A ruling last week by the Supreme Court that six MPs illegally earned Shs 9 billion from the 10th Parliament, has left the affected politicians quibbling, blaming the court for being unfair to them.
The MPs, some of whom lost their re-election bids to the 11th Parliament are; Asuman Basalirwa (Bugiri Municipality), Elioda Tumwesigye (Sheema Municipality), Tarsis Rwaburindore Bishanga (Ibanda Municipality), Hashim Sulaiman (Nebbi Municipality), Patrick Ocan (Apac Municipality) and Peter Lokoris Abrahams (Kotido Municipality), got elected to Parliament following the operationalisation of their respective municipalities in 2018.

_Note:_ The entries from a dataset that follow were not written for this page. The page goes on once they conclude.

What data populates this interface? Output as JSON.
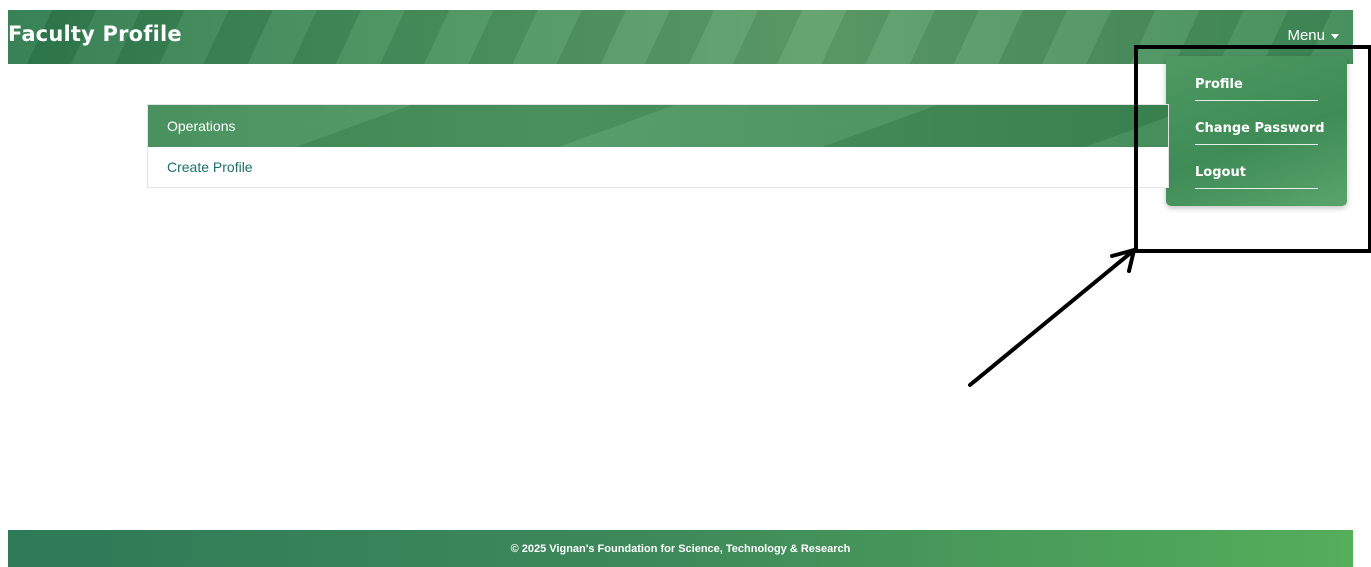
{
  "header": {
    "title": "Faculty Profile",
    "menu_label": "Menu"
  },
  "dropdown": {
    "items": [
      {
        "label": "Profile"
      },
      {
        "label": "Change Password"
      },
      {
        "label": "Logout"
      }
    ]
  },
  "card": {
    "header": "Operations",
    "link": "Create Profile"
  },
  "footer": {
    "text": "© 2025 Vignan's Foundation for Science, Technology & Research"
  },
  "colors": {
    "brand_green": "#3f8a57",
    "link_teal": "#1f6d6d",
    "annotation": "#000000"
  },
  "icons": {
    "menu_caret": "chevron-down-icon"
  }
}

A panel of five Justices including Mike Chibita, Paul Mugamba, Faith Mwondha, Ezekiel Muhanguzi and Percy Night Tuhaise ruled that the Constitutional Court was right to eject the MPs from parliament for being elected in non-existent constituencies.

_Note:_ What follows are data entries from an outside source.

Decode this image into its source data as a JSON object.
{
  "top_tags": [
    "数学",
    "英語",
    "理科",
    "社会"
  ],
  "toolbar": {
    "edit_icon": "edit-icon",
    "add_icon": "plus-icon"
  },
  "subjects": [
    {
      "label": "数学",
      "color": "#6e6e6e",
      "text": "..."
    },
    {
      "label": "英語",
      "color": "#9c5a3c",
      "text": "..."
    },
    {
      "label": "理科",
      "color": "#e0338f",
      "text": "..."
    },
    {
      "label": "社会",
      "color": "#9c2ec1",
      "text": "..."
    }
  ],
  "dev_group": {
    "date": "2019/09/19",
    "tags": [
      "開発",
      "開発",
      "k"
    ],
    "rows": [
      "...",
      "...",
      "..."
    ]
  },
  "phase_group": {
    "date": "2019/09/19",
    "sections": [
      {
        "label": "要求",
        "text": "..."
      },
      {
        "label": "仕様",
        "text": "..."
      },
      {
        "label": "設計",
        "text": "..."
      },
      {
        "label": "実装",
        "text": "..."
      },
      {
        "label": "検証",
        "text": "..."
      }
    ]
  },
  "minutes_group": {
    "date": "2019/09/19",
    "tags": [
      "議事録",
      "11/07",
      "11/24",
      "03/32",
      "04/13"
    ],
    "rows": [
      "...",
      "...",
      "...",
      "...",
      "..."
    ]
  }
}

The Justices held that the elections were neither conducted in a general election nor as a way of by-election which are the only recognized ways of electing Members of Parliament.

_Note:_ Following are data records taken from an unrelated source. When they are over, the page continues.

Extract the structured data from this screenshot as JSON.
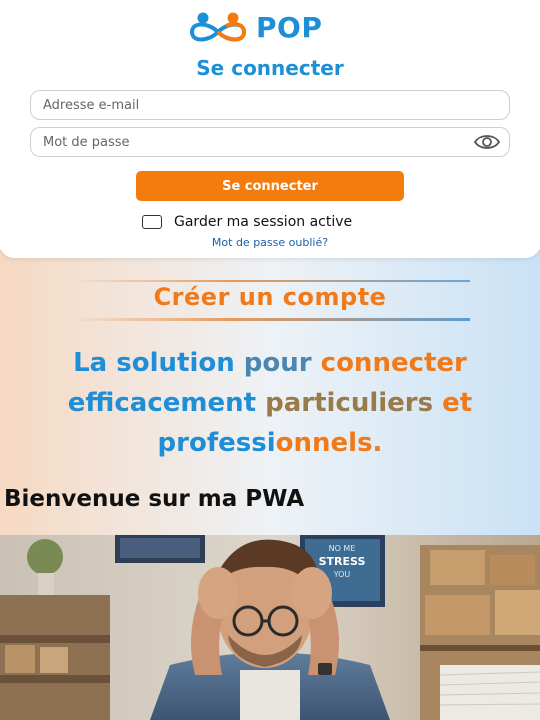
{
  "brand": {
    "name": "POP",
    "logo_icon": "two-people-infinity-icon",
    "colors": {
      "blue": "#1c8fd6",
      "orange": "#f47b0e"
    }
  },
  "login": {
    "title": "Se connecter",
    "email_placeholder": "Adresse e-mail",
    "email_value": "",
    "password_placeholder": "Mot de passe",
    "password_value": "",
    "password_toggle_icon": "eye-icon",
    "submit_label": "Se connecter",
    "remember_label": "Garder ma session active",
    "remember_checked": false,
    "forgot_label": "Mot de passe oublié?"
  },
  "promo": {
    "create_account_label": "Créer un compte",
    "tagline_parts": [
      {
        "text": "La solution ",
        "color": "blue"
      },
      {
        "text": "pour ",
        "color": "steel"
      },
      {
        "text": "connecter",
        "color": "orange"
      },
      {
        "text": "efficacement ",
        "color": "blue"
      },
      {
        "text": "particuliers ",
        "color": "olive"
      },
      {
        "text": "et",
        "color": "orange"
      },
      {
        "text": "professi",
        "color": "blue"
      },
      {
        "text": "onnels.",
        "color": "orange"
      }
    ],
    "welcome": "Bienvenue sur ma PWA"
  },
  "photo": {
    "poster_line1": "NO ME",
    "poster_line2": "STRESS",
    "poster_line3": "YOU"
  }
}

In December 2019, the Constitutional Court led by the then Deputy Chief Justice, Alfonse Owiny-Dollo, ruled that the elections conducted in the six municipalities were not elections for an office of MP existing under the Constitution.
This followed a petition by Eddie Kwizera challenging the legality of a number of constituencies created after the 2016 general elections. He argued that the seat contested for did not have a vacancy and were already represented by elected MPs in the 2016 general election.
Kwizera, the seating Bukimbiri MP, argued before the Constitutional Court that the resolutions of Parliament creating the contested constituencies violated Articles 61(c) 63(2) and 91(1) of the Constitution, and asked the court to have the MPs expunged from government records, nullify their election and direct them to refund taxpayers’ money.
Articles 61 and 63 prescribe how constituencies are to be created while Article 91(1) mandates parliament to make laws through bills passed and assented to by the president.
The Supreme Court described their election in the previous term of Parliament as improper since they were conducted prematurely for non-existent vacancies.
The MPs however say that it is government and the Electoral Commission that need to be held accountable.
“So, I came in as any other Ugandan to participate and I went through. I didn’t know that the seat was non-existent and I still believe that I represented my people rightly,” Hashim Sulaiman said.
“If there is any problem they should fault government and the Electoral Commission and not us,” he added.
Regarding the money earned during the 10th parliament term, Hashim said that suggestions by sections of the public for them to pay back the money are not reasonable since they only participated in an election that was conducted by authorities.
On his part, Basalirwa argues that they effectively represented their voters in the 10th Parliament and also made laws during the period that the court has pronounced itself on.
To Basalirwa, asking them to refund money means that even all the work and laws passed were illegal.
The Court did not pronounce itself on the money they earned illegally but ordered the six to pay costs to the petitioner costs of the case.
“The petition was filed before the said elections were held with one of the remedies sought being a permanent injunction barring the holding of the elections therein. The nullification of the said elections was a mere consequence of the declaration that the constituencies were unconstitutionally turned into vacancies. As such, the appellants’ reliance on the case of Theodore Ssekikubo and others Versus Attorney General (2005) is unfounded,” Justice Chibita stated in the majority decision.